“You start to see the stars become main brands,” which represents an additional marketing strategy that strengthens both the academy and the team, he explained.
You start to see the stars become main brands.
Currently, FC Dallas has six Academy teams: U-12, U-13, U-14, U-15, U-16 and U-18 boys. US Soccer will be adding a Girls Academy in 2017, with U14, U16, and U18 divisions.
The team’s ally, both within the professional league and its youth soccer program, is AdvoCare, an entrepreneurial health and wellness company. FC Dallas signed its first three-year sponsorship deal with the brand in 2012, for a total of $7.5 million. AdvoCare has since renewed its team sponsorship.

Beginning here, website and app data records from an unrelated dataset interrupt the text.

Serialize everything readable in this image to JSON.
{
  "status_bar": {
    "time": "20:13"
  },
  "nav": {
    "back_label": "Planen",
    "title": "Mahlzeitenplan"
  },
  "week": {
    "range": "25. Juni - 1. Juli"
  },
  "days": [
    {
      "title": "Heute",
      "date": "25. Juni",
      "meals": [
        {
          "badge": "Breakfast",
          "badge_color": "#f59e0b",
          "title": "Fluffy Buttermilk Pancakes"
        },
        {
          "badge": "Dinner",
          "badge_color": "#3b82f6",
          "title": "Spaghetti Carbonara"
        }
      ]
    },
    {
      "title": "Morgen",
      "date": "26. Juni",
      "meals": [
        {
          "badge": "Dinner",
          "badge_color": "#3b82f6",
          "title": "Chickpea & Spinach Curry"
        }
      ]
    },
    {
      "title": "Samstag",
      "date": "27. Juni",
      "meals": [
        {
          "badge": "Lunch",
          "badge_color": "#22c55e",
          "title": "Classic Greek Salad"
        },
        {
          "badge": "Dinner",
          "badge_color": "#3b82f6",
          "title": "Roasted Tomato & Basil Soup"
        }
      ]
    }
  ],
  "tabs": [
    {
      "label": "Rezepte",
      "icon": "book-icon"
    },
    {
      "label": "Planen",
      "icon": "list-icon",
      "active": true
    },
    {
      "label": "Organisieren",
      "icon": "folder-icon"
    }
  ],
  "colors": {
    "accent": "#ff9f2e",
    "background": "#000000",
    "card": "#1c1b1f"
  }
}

“We look for brands that are excited about what we do and want to engage with us, and use the team to get to that fan demographic,” added Rardin.
We look for brands that are excited about what we do and want to engage with us, and use the team to get to that fan demographic.
The marketing director explains that the team’s demographic is very varied, so it helps to have a wide range of opportunities, but at the same time represents a challenge in having to reach several different objectives with the same message. “It’s a bit of a challenge on how to come across so many levels,” Rardin admitted. “We are a little different from other teams in this [regard].”
Nevertheless, the team’s own players help attract the attention of a multicultural audience. “We see a variety of cultures in our players and also our fans.” The team counts more than 10 different nationalities among its players, from countries such as Mexico, Canada, Argentina, Belgium, Venezuela, Honduras, Paraguay, and obviously, the United States.
For now, marketing efforts are concentrated on its biggest asset: the team. “We have a successful team—a lot of what we do is to sell that.”